Please say how many lines of the entries below contain the word "this", and leave out everything else.

================

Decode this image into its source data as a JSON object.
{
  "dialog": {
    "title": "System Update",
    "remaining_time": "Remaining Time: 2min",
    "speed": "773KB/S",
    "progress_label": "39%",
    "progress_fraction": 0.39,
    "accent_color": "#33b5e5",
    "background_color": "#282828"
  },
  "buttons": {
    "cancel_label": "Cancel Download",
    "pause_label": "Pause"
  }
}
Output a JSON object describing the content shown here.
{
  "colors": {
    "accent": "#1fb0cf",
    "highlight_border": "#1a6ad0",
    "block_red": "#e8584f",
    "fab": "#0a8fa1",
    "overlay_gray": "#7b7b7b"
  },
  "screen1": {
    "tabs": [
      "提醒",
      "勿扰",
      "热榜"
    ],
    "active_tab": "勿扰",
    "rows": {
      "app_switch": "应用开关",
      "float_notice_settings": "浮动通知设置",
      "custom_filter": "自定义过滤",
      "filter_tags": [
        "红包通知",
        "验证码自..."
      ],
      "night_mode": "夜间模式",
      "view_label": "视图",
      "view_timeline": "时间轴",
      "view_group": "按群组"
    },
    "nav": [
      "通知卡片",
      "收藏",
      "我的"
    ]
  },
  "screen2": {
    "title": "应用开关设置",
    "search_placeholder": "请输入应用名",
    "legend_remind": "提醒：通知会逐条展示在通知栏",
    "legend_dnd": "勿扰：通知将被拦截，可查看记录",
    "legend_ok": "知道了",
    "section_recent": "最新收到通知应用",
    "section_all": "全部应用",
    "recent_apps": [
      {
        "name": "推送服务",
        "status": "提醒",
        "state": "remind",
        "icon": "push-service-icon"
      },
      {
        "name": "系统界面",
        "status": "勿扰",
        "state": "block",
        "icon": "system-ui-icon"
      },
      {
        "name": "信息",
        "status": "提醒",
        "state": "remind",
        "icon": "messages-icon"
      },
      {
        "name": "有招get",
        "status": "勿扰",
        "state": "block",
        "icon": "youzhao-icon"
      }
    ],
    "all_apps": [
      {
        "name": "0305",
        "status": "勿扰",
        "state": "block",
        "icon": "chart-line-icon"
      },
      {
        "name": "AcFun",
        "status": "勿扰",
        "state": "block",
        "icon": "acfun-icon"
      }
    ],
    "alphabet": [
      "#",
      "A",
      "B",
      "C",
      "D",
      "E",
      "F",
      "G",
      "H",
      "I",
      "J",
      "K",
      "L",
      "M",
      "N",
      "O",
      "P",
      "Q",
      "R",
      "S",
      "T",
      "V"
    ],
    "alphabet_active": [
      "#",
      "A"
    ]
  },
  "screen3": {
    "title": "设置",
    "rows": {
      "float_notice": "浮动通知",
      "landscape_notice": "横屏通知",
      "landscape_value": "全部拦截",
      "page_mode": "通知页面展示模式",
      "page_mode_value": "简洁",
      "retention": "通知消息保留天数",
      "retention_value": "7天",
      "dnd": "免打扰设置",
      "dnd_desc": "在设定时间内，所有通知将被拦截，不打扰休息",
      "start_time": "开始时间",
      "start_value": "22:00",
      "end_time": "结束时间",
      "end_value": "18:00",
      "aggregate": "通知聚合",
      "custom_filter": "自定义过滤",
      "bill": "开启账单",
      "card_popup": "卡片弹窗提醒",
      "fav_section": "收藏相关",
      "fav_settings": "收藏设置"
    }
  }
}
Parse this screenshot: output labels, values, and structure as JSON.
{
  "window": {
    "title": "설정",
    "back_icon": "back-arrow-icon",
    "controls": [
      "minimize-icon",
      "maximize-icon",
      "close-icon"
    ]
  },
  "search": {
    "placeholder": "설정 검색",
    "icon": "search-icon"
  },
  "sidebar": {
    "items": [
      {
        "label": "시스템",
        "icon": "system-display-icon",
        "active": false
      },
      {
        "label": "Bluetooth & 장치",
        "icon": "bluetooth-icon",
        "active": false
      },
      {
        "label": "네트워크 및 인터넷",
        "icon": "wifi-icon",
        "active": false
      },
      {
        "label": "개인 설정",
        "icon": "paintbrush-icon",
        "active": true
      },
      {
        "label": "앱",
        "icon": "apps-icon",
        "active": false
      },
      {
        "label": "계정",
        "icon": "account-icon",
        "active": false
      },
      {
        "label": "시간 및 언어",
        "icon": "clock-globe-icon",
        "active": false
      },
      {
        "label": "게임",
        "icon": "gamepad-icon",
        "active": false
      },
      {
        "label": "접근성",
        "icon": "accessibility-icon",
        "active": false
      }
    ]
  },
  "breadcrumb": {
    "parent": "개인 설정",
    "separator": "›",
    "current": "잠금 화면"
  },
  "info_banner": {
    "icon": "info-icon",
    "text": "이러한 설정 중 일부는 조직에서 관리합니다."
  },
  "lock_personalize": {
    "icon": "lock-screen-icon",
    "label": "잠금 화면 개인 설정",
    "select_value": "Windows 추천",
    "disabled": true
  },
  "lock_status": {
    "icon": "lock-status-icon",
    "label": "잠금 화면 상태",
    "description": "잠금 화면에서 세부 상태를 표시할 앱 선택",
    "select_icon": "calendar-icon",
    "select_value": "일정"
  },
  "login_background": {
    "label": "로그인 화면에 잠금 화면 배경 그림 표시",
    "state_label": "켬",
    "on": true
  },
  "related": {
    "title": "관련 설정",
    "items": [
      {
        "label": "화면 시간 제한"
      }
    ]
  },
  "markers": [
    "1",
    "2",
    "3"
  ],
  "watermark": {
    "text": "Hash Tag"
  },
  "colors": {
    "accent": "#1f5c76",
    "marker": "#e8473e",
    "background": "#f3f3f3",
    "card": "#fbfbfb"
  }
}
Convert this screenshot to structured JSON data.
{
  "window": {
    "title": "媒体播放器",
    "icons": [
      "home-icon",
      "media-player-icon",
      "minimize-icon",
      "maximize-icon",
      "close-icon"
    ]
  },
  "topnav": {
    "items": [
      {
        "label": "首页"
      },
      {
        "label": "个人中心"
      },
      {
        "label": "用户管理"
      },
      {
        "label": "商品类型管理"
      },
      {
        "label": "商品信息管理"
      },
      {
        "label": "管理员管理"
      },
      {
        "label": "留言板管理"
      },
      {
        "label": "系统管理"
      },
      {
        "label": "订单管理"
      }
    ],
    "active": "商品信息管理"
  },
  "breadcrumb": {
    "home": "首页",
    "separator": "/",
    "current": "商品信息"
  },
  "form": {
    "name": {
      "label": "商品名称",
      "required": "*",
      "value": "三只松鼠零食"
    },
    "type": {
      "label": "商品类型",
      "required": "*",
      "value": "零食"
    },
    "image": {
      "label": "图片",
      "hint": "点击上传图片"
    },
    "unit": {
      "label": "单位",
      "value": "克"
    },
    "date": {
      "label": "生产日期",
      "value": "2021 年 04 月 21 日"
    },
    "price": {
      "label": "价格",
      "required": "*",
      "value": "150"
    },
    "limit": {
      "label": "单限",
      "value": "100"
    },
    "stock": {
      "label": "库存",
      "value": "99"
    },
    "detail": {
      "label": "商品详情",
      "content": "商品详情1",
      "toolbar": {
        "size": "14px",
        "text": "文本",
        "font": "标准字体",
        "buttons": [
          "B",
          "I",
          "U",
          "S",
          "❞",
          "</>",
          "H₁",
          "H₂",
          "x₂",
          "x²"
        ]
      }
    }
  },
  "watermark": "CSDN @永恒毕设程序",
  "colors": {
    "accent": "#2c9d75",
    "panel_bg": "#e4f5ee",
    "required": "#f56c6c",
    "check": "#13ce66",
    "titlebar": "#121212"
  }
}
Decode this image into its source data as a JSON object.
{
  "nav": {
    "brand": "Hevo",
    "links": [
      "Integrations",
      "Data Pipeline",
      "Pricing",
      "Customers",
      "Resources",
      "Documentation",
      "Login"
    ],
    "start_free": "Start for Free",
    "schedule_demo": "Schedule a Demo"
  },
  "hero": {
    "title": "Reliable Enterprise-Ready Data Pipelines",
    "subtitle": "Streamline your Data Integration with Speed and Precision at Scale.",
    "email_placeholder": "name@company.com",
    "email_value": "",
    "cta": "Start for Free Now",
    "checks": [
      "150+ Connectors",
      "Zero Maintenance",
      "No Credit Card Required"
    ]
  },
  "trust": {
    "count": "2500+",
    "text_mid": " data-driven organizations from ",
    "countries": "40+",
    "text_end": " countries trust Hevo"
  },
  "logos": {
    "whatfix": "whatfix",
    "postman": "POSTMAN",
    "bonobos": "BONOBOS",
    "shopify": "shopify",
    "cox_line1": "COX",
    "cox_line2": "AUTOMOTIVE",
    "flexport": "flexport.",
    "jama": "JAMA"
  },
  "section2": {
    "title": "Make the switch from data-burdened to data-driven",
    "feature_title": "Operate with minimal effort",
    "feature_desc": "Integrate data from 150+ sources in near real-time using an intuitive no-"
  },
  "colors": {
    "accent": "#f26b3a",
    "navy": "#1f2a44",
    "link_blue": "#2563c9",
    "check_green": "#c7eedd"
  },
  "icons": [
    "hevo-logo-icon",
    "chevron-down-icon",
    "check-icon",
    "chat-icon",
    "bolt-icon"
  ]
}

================

• **Answer below**
4